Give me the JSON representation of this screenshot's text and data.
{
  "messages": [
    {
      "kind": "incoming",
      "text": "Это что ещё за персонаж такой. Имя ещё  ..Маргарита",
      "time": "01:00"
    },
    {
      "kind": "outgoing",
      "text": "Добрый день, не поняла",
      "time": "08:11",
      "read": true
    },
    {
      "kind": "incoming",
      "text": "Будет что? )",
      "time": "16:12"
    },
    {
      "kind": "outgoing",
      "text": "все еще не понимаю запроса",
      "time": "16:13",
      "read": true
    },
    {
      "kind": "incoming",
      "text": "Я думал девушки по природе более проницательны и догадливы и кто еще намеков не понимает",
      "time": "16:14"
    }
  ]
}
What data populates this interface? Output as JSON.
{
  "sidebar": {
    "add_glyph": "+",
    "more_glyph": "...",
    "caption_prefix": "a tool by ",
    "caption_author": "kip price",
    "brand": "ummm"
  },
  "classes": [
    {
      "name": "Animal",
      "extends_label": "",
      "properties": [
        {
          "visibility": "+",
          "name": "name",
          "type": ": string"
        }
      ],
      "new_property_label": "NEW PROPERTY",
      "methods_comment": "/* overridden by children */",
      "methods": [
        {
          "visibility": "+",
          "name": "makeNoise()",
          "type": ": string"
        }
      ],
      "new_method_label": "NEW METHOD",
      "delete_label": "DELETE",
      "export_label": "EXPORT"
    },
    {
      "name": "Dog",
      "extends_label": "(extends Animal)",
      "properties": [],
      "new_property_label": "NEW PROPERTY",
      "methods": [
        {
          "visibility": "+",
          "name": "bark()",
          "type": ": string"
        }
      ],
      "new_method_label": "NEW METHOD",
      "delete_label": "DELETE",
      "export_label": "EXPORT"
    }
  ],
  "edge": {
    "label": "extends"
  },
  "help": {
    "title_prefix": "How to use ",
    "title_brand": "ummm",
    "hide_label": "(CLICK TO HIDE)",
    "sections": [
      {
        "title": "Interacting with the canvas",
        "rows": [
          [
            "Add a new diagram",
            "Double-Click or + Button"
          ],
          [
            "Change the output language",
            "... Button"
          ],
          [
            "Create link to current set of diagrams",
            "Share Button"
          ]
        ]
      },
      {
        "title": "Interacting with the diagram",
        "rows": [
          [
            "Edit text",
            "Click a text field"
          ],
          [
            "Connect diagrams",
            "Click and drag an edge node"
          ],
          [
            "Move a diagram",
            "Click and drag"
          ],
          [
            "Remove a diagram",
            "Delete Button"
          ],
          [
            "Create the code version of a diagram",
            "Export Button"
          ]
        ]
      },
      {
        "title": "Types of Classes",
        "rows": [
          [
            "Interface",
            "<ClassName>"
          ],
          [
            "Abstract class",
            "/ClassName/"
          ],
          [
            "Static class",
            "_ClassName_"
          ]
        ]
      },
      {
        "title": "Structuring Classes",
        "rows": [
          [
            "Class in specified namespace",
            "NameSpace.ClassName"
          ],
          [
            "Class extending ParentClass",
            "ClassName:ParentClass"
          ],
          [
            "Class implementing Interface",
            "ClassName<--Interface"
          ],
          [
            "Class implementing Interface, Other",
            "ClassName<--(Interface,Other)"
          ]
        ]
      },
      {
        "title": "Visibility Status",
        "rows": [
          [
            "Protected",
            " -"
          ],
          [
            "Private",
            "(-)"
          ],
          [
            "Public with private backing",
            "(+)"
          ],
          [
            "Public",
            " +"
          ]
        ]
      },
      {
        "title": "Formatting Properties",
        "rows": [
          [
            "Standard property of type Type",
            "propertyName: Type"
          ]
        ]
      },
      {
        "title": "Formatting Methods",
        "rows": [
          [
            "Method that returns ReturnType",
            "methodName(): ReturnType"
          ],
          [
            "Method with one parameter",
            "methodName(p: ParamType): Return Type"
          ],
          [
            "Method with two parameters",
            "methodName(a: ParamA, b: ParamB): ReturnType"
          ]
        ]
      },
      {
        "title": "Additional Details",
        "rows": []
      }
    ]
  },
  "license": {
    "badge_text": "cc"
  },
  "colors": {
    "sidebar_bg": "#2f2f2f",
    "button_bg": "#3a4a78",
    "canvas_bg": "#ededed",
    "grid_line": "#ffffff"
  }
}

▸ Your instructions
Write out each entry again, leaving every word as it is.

▸ Answer to this problem
Give me the JSON representation of this screenshot's text and data.
{
  "messages": [
    {
      "kind": "incoming",
      "text": "Это что ещё за персонаж такой. Имя ещё  ..Маргарита",
      "time": "01:00"
    },
    {
      "kind": "outgoing",
      "text": "Добрый день, не поняла",
      "time": "08:11",
      "read": true
    },
    {
      "kind": "incoming",
      "text": "Будет что? )",
      "time": "16:12"
    },
    {
      "kind": "outgoing",
      "text": "все еще не понимаю запроса",
      "time": "16:13",
      "read": true
    },
    {
      "kind": "incoming",
      "text": "Я думал девушки по природе более проницательны и догадливы и кто еще намеков не понимает",
      "time": "16:14"
    }
  ]
}
What data populates this interface? Output as JSON.
{
  "sidebar": {
    "add_glyph": "+",
    "more_glyph": "...",
    "caption_prefix": "a tool by ",
    "caption_author": "kip price",
    "brand": "ummm"
  },
  "classes": [
    {
      "name": "Animal",
      "extends_label": "",
      "properties": [
        {
          "visibility": "+",
          "name": "name",
          "type": ": string"
        }
      ],
      "new_property_label": "NEW PROPERTY",
      "methods_comment": "/* overridden by children */",
      "methods": [
        {
          "visibility": "+",
          "name": "makeNoise()",
          "type": ": string"
        }
      ],
      "new_method_label": "NEW METHOD",
      "delete_label": "DELETE",
      "export_label": "EXPORT"
    },
    {
      "name": "Dog",
      "extends_label": "(extends Animal)",
      "properties": [],
      "new_property_label": "NEW PROPERTY",
      "methods": [
        {
          "visibility": "+",
          "name": "bark()",
          "type": ": string"
        }
      ],
      "new_method_label": "NEW METHOD",
      "delete_label": "DELETE",
      "export_label": "EXPORT"
    }
  ],
  "edge": {
    "label": "extends"
  },
  "help": {
    "title_prefix": "How to use ",
    "title_brand": "ummm",
    "hide_label": "(CLICK TO HIDE)",
    "sections": [
      {
        "title": "Interacting with the canvas",
        "rows": [
          [
            "Add a new diagram",
            "Double-Click or + Button"
          ],
          [
            "Change the output language",
            "... Button"
          ],
          [
            "Create link to current set of diagrams",
            "Share Button"
          ]
        ]
      },
      {
        "title": "Interacting with the diagram",
        "rows": [
          [
            "Edit text",
            "Click a text field"
          ],
          [
            "Connect diagrams",
            "Click and drag an edge node"
          ],
          [
            "Move a diagram",
            "Click and drag"
          ],
          [
            "Remove a diagram",
            "Delete Button"
          ],
          [
            "Create the code version of a diagram",
            "Export Button"
          ]
        ]
      },
      {
        "title": "Types of Classes",
        "rows": [
          [
            "Interface",
            "<ClassName>"
          ],
          [
            "Abstract class",
            "/ClassName/"
          ],
          [
            "Static class",
            "_ClassName_"
          ]
        ]
      },
      {
        "title": "Structuring Classes",
        "rows": [
          [
            "Class in specified namespace",
            "NameSpace.ClassName"
          ],
          [
            "Class extending ParentClass",
            "ClassName:ParentClass"
          ],
          [
            "Class implementing Interface",
            "ClassName<--Interface"
          ],
          [
            "Class implementing Interface, Other",
            "ClassName<--(Interface,Other)"
          ]
        ]
      },
      {
        "title": "Visibility Status",
        "rows": [
          [
            "Protected",
            " -"
          ],
          [
            "Private",
            "(-)"
          ],
          [
            "Public with private backing",
            "(+)"
          ],
          [
            "Public",
            " +"
          ]
        ]
      },
      {
        "title": "Formatting Properties",
        "rows": [
          [
            "Standard property of type Type",
            "propertyName: Type"
          ]
        ]
      },
      {
        "title": "Formatting Methods",
        "rows": [
          [
            "Method that returns ReturnType",
            "methodName(): ReturnType"
          ],
          [
            "Method with one parameter",
            "methodName(p: ParamType): Return Type"
          ],
          [
            "Method with two parameters",
            "methodName(a: ParamA, b: ParamB): ReturnType"
          ]
        ]
      },
      {
        "title": "Additional Details",
        "rows": []
      }
    ]
  },
  "license": {
    "badge_text": "cc"
  },
  "colors": {
    "sidebar_bg": "#2f2f2f",
    "button_bg": "#3a4a78",
    "canvas_bg": "#ededed",
    "grid_line": "#ffffff"
  }
}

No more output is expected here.